### Assigned task
Show each line from the listing that includes the word "Stay".

Data supplied section start

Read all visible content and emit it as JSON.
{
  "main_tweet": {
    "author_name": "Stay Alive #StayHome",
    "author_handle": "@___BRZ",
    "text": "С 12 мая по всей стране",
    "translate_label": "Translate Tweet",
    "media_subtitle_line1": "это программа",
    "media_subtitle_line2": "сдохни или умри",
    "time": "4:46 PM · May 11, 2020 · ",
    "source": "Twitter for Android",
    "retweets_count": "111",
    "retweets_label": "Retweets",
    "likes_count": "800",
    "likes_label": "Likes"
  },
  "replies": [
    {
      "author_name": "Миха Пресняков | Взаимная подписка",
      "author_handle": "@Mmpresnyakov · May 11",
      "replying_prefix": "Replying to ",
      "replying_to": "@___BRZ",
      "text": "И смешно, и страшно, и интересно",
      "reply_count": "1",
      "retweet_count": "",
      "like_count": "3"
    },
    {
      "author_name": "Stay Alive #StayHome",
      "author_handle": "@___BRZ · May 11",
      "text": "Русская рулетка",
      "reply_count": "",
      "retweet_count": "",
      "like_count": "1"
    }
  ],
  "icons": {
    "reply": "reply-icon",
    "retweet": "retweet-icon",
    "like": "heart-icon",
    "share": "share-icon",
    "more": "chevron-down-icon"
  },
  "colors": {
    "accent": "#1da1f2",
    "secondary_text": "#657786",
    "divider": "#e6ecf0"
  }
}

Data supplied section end

### Answer below
    "author_name": "Stay Alive #StayHome",
      "author_name": "Stay Alive #StayHome",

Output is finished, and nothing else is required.